"They would probably hint that the ... 1 percent level will not be the floor and this might be positive. We like Euribors," said Peter Schaffrick, head of European rates strategy at RBC Capital Markets. Three-month Euribor rates, traditionally the main gauge of unsecured interbank euro lending and a mix of interest rate expectations and banks' appetite for lending, fell on Monday to 1.276 percent, the lowest since early April and down from Friday's 1.288 percent. The equivalent Libor London interbank rate, also fell to 1.21729 percent from 1.22857 percent on Friday. Economists polled by Reuters expect the ECB to cut rates to 0.75 percent in February or March.

Forward overnight Eonia rates, which trade just a few basis points above the ECB's 0.25 percent deposit facility rate across the 2012 strip, have less room to fall, analysts say. A cut in the deposit facility rate is unlikely as it would ham the ECB's ability to sterilise its government bond purchases."Even if there is no impact on Eonia from a rate cut, the fact that the refi rate could be lowered will help the banking system because most of the funding is now driven by the ECB rate," BNP Paribas interest rate strategist Patrick Jacq said."Funding for banks is highly driven by the ECB."

ECB TAKES IT ALL Overnight deposits at the ECB climbed a new record high of 464 billion euros on Monday as banks preferred to park their cash with the central bank rather than lend to other banks. That is unlikely to change in the near term, especially as worries over the sovereign debt crisis and what impact it could have on banks are bound to intensify as Italy and Spain begin their tricky 2012 funding quest this week. In fact, deposits at the ECB could rise even further."Starting next week with the first reserve period of the year, reserve requirements will decline by more than 100 billion euros so excess liquidity will increase further and the use of the deposit facility will break the current record," Jacq said. Further highlighting the stress in interbank markets, data showed funding from the European Central Bank to Italian banks rose sharply to nearly 210 billion euros in December from 153.2 billion euros at the end of November.

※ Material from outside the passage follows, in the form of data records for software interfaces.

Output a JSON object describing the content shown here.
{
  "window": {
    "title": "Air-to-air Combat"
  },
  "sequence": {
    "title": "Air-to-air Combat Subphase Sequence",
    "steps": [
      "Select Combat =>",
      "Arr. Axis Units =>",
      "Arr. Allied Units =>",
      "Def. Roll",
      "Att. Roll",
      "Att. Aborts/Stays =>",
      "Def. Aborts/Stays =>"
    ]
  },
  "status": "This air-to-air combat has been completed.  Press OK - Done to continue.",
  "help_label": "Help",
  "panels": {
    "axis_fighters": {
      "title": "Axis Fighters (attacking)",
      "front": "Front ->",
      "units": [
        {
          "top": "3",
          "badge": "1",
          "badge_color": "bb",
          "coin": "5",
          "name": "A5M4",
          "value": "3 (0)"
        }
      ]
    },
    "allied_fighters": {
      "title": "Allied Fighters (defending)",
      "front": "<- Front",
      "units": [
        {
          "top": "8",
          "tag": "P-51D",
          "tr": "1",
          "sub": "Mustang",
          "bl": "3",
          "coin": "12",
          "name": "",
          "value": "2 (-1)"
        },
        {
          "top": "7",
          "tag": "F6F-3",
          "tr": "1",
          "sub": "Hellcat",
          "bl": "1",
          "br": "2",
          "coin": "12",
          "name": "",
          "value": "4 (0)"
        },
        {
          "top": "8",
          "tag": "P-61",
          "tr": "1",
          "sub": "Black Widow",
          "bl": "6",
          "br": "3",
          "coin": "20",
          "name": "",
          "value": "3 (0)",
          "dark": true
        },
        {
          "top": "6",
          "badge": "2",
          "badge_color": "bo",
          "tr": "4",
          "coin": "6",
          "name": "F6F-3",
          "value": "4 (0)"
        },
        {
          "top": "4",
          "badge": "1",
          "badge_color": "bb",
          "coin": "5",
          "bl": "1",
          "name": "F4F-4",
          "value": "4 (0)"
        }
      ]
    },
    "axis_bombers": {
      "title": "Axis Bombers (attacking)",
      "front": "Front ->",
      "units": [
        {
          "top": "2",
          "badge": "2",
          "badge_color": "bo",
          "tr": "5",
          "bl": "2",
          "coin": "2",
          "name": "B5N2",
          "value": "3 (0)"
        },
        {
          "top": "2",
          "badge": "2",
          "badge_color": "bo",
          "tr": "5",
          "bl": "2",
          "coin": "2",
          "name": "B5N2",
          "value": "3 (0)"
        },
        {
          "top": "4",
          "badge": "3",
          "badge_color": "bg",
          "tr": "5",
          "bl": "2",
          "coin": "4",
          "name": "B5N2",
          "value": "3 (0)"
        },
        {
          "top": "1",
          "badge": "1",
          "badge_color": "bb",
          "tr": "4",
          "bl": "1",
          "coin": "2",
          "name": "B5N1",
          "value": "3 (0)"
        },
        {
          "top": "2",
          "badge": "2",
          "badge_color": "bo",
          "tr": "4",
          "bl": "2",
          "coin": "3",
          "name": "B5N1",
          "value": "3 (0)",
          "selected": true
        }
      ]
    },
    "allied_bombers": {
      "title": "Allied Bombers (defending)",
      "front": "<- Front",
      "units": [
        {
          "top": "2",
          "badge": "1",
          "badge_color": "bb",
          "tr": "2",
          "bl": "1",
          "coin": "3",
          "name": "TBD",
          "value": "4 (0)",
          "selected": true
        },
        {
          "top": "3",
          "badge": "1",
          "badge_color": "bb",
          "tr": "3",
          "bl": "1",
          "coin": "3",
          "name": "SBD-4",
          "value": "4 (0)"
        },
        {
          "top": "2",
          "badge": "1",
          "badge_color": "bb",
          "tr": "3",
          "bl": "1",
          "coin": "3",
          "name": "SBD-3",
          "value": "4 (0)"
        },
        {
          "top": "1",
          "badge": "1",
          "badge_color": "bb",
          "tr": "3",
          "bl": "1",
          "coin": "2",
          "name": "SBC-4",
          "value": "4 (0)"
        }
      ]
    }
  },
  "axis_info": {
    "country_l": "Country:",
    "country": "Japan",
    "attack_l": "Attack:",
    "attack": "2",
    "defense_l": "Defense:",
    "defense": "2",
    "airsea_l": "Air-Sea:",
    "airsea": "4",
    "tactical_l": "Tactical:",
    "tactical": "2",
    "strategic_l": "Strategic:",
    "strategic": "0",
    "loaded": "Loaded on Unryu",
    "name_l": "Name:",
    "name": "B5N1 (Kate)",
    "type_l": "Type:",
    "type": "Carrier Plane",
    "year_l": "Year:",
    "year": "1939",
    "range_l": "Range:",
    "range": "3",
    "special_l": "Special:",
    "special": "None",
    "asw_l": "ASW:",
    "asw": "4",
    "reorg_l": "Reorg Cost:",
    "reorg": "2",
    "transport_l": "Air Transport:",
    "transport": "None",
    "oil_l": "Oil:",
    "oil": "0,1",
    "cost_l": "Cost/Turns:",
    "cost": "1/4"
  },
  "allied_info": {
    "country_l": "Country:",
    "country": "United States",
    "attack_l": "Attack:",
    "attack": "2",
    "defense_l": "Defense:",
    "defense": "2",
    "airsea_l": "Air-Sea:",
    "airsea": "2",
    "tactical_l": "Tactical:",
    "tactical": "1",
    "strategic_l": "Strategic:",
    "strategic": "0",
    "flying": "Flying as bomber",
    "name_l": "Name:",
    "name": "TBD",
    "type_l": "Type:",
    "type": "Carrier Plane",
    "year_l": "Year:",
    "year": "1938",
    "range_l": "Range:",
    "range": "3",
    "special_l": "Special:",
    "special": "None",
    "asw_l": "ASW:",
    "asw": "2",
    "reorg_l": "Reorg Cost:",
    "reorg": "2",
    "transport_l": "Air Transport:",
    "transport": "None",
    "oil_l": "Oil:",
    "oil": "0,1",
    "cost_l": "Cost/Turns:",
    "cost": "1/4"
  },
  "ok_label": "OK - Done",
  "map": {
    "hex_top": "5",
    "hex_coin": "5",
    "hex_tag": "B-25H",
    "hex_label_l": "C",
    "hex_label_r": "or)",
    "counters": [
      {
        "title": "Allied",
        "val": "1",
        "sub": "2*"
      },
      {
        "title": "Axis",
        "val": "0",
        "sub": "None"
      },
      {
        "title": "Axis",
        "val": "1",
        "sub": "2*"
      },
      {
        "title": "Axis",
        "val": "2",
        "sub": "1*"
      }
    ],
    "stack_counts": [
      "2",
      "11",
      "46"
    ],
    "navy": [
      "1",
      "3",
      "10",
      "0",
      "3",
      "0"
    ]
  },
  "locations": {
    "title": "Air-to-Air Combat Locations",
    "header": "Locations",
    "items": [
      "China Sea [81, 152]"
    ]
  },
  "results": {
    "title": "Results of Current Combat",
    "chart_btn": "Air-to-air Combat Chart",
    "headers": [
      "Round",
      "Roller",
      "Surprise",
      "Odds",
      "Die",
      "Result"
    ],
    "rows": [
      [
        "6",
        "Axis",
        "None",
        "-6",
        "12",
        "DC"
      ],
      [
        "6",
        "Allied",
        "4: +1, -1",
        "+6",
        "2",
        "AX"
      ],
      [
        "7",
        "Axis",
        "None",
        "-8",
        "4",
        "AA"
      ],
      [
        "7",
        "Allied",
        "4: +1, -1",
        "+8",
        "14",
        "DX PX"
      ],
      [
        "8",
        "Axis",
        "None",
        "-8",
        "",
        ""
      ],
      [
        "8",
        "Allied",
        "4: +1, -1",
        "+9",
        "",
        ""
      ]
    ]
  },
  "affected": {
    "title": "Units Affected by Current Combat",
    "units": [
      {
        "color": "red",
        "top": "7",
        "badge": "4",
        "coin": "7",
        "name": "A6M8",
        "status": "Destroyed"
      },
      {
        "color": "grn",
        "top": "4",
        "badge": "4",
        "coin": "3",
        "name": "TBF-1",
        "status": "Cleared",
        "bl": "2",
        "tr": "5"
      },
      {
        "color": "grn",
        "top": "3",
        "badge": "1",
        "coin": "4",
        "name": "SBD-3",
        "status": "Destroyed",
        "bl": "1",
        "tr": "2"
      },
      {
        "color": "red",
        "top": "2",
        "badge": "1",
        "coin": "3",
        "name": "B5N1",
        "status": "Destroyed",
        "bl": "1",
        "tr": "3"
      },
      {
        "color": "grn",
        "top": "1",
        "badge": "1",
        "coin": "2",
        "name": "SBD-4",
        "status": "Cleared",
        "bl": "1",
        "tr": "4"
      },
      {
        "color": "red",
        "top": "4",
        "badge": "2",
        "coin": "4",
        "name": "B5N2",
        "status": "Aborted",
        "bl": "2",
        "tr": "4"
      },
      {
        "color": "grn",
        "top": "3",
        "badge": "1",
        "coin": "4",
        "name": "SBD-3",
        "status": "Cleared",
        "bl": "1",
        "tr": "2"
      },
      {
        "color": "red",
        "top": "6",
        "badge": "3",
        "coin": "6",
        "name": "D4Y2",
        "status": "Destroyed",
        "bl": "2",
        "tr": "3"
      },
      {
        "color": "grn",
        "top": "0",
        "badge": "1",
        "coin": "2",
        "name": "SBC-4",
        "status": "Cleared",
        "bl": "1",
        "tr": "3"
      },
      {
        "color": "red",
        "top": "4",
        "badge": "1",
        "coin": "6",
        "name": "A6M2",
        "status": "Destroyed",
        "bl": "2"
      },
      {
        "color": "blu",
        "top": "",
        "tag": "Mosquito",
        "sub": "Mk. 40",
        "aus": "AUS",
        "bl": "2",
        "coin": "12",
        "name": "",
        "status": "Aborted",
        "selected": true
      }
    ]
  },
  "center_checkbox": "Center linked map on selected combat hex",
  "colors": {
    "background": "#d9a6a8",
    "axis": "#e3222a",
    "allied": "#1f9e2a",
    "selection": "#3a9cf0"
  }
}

Money market investors outside the banking sector are avoiding banks, preferring to pay a fee to keep their cash in instruments deemed safer than bank deposits. Germany sold 3.9 billion euros of six-month treasury bills on Monday at a yield of minus 0.0122 percent.